Interviews were semi-structured and followed an interview guide tailored to each respondent group (see Appendix A).
The administrative data review included all financial information available to populate the template on expenditure management data (presented by department in Appendix B) and was done in two parts. The participating departments' financial information for fiscal years 2005–06 to 2009–10 was gathered from the Public Accounts of Canada, which are posted on the Library and Archives Canada website. Subsequently, the financial data contained in the template were verified and completed by departments. The intention was that once the template was fully populated, the financial information (i.e., amount of carry-forward, amount reprofiled, amount of capital funds lapsed) would be analyzed with a view to responding to the evaluation questions on the success of the pilot project.
The second component of the administrative data review involved gathering financial information on capital project spending. This information was obtained from the Departmental Performance Reports (DPRs) for fiscal years 2003–04 to 2008–09 for all participating departments. These data were gathered for several years prior to pilot implementation in order to identify trends from pre- to post-pilot implementation. Projects identified in the NLA Annual Reports were cross-referenced with the information contained in the DPRs in order to focus on projects that utilized the NLA mechanism. The intention of this analysis was to examine the extent to which the pilot project influenced decision making around capital asset management. Further, the analysis assessed whether the pilot project allowed participating departments to make different decisions in carrying out capital projects than they would have made before participating in the pilot.
Several limitations of the study affect the interpretation of the findings:
There was an expectation in the evaluation design that the administrative data would contribute to the findings for many evaluation questions relating to success. However, after a careful review of the various sources, the evaluators found it difficult to draw meaningful conclusions from the financial data. The conclusions of the evaluation are based largely on the qualitative evidence.

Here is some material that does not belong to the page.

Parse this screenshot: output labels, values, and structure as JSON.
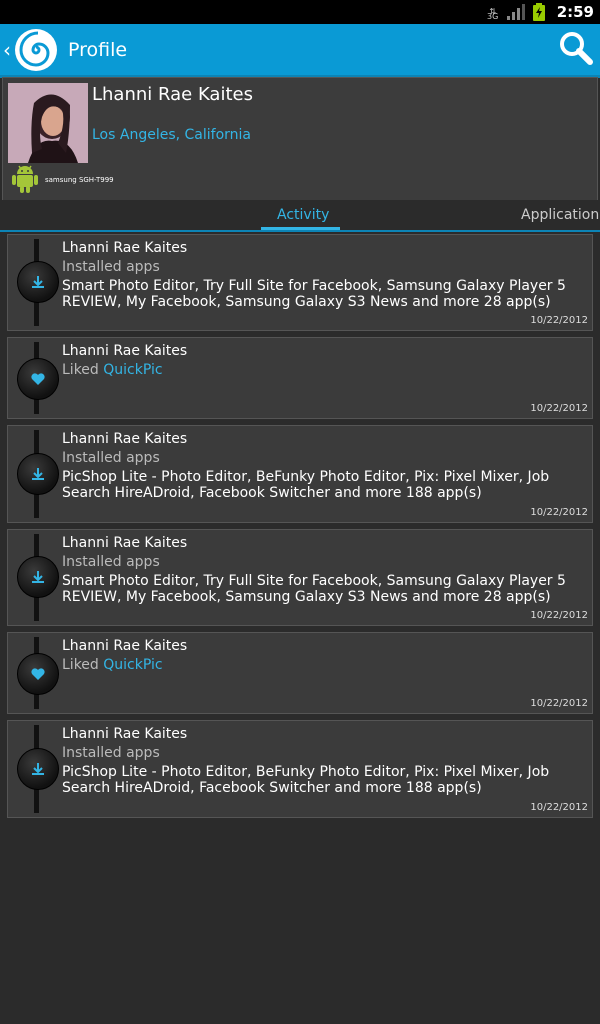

Findings and conclusions are presented in Section 2.0. To facilitate the flow of the report, evaluation questions have been reordered. Section 3.0 presents the options for moving forward. Section 4.0 presents a summary of conclusions while Section 5.0 presents the recommendations.